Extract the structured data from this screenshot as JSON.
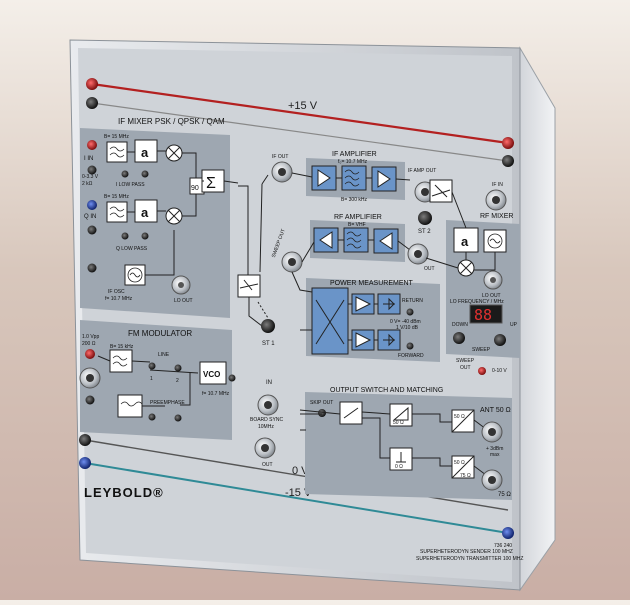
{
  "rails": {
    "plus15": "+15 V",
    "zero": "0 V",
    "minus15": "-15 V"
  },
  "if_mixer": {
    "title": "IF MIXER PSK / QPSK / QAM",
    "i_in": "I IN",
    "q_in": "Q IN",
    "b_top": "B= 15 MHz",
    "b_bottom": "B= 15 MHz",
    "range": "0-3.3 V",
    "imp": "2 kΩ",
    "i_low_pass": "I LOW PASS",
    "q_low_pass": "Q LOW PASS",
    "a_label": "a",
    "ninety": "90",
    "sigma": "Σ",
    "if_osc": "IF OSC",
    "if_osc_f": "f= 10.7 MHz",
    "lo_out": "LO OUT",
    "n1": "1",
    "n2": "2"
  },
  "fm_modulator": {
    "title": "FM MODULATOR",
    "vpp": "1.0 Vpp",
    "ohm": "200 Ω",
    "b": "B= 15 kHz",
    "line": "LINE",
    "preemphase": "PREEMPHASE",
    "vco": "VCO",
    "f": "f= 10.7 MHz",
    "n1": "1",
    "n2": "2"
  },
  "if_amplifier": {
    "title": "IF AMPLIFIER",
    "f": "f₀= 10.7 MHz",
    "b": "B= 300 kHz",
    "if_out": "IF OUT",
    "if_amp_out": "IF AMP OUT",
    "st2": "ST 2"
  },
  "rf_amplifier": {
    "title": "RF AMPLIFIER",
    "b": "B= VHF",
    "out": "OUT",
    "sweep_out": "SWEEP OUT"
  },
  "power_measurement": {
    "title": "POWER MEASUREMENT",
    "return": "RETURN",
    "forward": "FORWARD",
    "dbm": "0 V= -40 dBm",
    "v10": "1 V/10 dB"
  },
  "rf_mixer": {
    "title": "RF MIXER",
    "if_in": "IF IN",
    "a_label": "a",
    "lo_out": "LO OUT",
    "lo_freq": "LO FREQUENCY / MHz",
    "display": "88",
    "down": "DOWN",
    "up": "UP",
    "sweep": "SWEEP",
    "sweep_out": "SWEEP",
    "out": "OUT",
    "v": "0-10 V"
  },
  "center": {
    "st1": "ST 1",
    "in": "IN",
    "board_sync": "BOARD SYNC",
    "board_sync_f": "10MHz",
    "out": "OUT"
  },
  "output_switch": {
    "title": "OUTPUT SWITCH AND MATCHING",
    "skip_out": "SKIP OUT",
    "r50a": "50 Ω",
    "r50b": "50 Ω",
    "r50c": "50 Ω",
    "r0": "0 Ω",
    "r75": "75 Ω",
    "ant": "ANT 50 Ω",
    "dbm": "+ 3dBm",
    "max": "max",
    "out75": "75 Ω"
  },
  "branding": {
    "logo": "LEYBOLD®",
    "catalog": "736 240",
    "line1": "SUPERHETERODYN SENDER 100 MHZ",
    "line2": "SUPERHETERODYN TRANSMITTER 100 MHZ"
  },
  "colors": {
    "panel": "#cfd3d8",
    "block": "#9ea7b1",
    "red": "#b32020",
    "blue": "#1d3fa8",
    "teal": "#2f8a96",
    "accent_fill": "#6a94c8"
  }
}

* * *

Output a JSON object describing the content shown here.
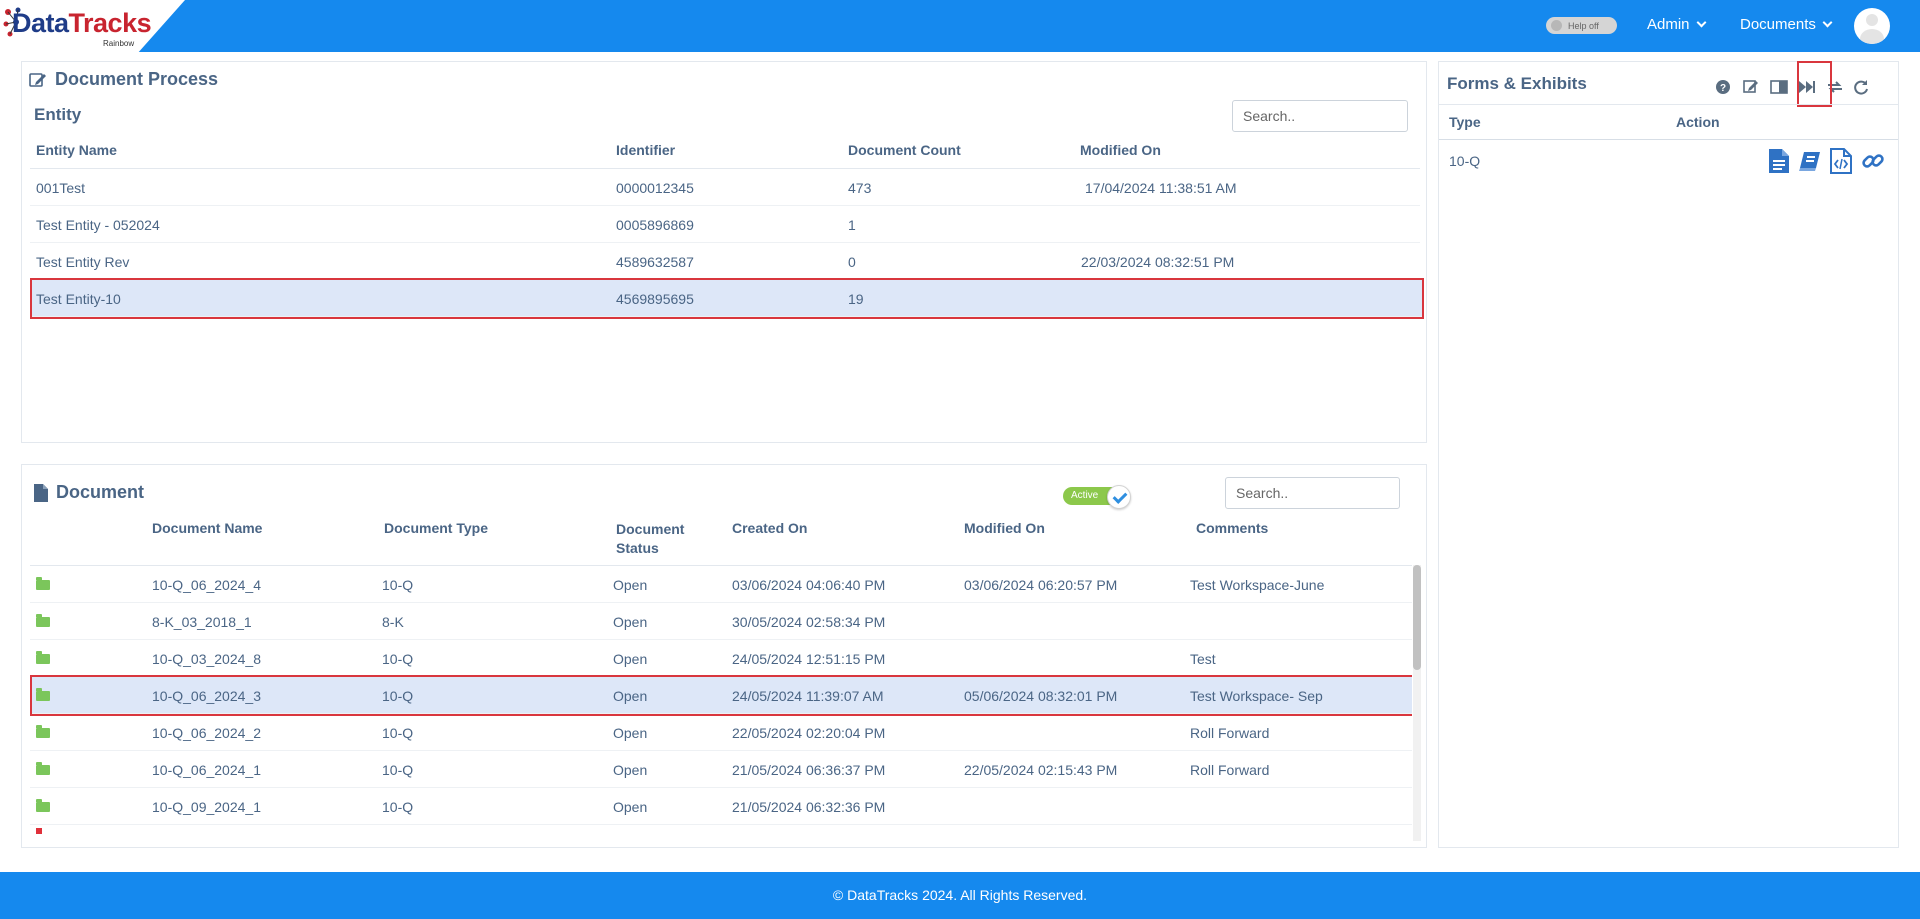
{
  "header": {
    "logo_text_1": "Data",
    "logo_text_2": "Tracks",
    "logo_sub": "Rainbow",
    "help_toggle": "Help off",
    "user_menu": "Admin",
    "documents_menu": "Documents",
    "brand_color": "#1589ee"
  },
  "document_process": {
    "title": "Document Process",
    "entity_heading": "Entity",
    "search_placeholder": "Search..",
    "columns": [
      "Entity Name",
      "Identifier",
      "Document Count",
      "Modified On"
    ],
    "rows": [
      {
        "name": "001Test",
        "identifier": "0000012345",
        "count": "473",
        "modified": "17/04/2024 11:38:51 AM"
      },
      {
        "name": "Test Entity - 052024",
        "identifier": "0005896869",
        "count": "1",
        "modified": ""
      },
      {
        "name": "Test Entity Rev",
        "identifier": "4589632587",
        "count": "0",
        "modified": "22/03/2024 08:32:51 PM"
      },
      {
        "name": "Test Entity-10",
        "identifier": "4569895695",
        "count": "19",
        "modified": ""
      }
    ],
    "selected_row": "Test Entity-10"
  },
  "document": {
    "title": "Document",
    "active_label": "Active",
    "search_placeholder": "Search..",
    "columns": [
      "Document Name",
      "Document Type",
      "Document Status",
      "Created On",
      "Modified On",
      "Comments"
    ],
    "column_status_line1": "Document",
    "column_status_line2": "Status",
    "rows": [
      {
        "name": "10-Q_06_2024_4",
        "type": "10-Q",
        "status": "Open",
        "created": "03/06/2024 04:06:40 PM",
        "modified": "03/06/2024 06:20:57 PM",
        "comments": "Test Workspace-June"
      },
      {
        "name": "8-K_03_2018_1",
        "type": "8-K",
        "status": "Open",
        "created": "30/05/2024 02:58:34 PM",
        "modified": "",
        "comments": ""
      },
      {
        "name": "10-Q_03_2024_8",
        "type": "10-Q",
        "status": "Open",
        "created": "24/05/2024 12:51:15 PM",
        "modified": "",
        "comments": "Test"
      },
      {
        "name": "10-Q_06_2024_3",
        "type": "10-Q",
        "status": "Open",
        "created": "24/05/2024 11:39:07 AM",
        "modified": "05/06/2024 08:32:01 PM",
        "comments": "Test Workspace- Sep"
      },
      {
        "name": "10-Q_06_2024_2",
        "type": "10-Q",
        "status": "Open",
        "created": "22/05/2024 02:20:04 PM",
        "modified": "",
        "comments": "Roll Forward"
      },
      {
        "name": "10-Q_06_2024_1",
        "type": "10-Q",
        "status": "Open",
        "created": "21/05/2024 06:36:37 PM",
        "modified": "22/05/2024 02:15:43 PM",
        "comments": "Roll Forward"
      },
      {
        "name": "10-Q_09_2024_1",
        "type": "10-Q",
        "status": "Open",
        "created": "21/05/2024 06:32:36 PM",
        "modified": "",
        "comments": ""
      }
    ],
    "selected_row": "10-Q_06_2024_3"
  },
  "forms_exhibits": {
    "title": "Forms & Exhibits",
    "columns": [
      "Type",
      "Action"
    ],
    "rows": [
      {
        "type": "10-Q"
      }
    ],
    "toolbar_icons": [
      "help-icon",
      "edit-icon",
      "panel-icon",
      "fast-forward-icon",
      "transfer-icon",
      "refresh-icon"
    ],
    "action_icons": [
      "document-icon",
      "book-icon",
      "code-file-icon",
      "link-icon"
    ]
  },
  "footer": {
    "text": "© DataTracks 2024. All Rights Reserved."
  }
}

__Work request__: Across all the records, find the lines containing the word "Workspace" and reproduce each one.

__Solution to this exercise__:
        "comments": "Test Workspace-June"
        "comments": "Test Workspace- Sep"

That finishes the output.